No significant association between the use of rituximab and risk of relapse (P = 0.15) or non-relapse mortality (P = 0.12) was seen. Institutional practice varies in regard to rituximab dose intensity and administration schedule in auto-HCT conditioning according to the researchers. Though it is plausible that higher rituximab doses intensity may improve auto-HCT outcomes, patients who received a higher dose of rituximab (>375 mg/m2) in this study had a similar relapse rate and survival compared with patients receiving the standard 375 mg/m2 dose.
“In the contemporary era, the benefit of combining an anti-CD20 monoclonal antibody with auto-HCT conditioning regiments is yet to be determined,” the authors wrote. “Prospective data incorporating rituximab with conditioning regimens are from nonrandomized studies or lack a BEAM-only comparative arm.”
Variables that were independently associated with lower OS included older age at auto-HCT (P < 0.001), absence of CR at auto-HCT (P < 0.001) and early chemoimmunotherapy failure (P < 0.001). Older age (P < 0.0002) and non-CR pre-HCT (P < 0.0001) were also associated with inferior PFS. Notably, progressive disease was the major cause of death in 68% and 55% of patients in the BEAM and R-BEAM cohorts, respectively. Infection was found to be a contributing secondary cause of death in 5% of BEAM deaths and 6% of R-BEAM deaths.
Previously conducted multicenter and single institution retrospective studies have validated early rituximab-based regimen failure as a negative predictor for transplantation outcomes. Moreover, researchers indicated that post-transplantation maintenance is another attractive treatment modality in the ongoing efforts to reduce post-HCT relapse.

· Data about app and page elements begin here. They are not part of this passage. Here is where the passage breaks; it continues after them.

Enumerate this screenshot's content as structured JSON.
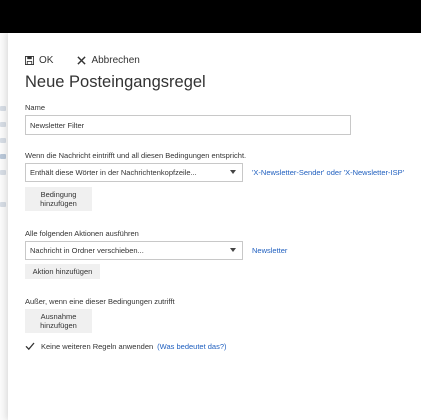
{
  "toolbar": {
    "ok_label": "OK",
    "cancel_label": "Abbrechen"
  },
  "title": "Neue Posteingangsregel",
  "name": {
    "label": "Name",
    "value": "Newsletter Filter"
  },
  "conditions": {
    "label": "Wenn die Nachricht eintrifft und all diesen Bedingungen entspricht.",
    "dropdown_value": "Enthält diese Wörter in der Nachrichtenkopfzeile...",
    "value_link": "'X-Newsletter-Sender' oder 'X-Newsletter-ISP'",
    "add_button_line1": "Bedingung",
    "add_button_line2": "hinzufügen"
  },
  "actions": {
    "label": "Alle folgenden Aktionen ausführen",
    "dropdown_value": "Nachricht in Ordner verschieben...",
    "value_link": "Newsletter",
    "add_button": "Aktion hinzufügen"
  },
  "exceptions": {
    "label": "Außer, wenn eine dieser Bedingungen zutrifft",
    "add_button_line1": "Ausnahme",
    "add_button_line2": "hinzufügen"
  },
  "stop_rules": {
    "checked": true,
    "label": "Keine weiteren Regeln anwenden",
    "help_link": "(Was bedeutet das?)"
  },
  "colors": {
    "link": "#1f5fbf",
    "button_bg": "#f0f0f0",
    "topbar": "#000000"
  }
}
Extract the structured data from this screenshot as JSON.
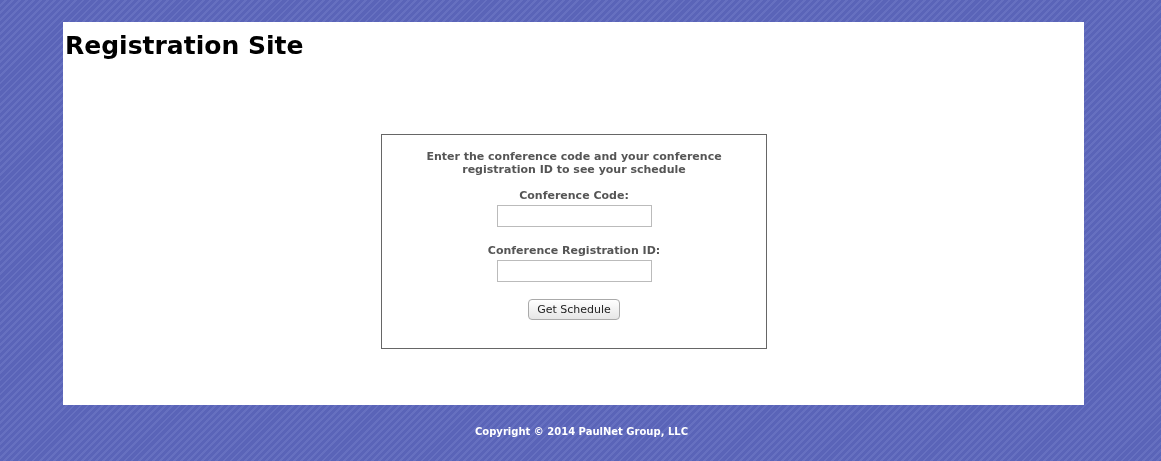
{
  "header": {
    "title": "Registration Site"
  },
  "form": {
    "instructions": "Enter the conference code and your conference registration ID to see your schedule",
    "fields": [
      {
        "label": "Conference Code:"
      },
      {
        "label": "Conference Registration ID:"
      }
    ],
    "button": "Get Schedule"
  },
  "footer": {
    "copyright": "Copyright © 2014 PaulNet Group, LLC"
  }
}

“Due to lack of evidence, the (American Society for Blood and Marrow Transplantation), CIBMTR, and (European Society for Blood and Marrow Transplantation) joint consensus statement does not endorse post auto-HCT maintenance treatment in patients with DLBCL,” the authors wrote. “Results from the ongoing BMT CTN phase III randomized trial will address whether maintenance ibrutinib (Imbruvica) after auto-HCT can impact outcomes in nongerminal center DLBCL (NCT02443077).”
Jagadeesh D, Majhail NS, He Y, et al. Outcomes of Rituximab-BEAM Versus BEAM Conditioning Regimen in Patients With Diffuse Large B Cell Lymphoma Undergoing Autologous Transplantation. Cancer. doi:10.1002/cncr.32752.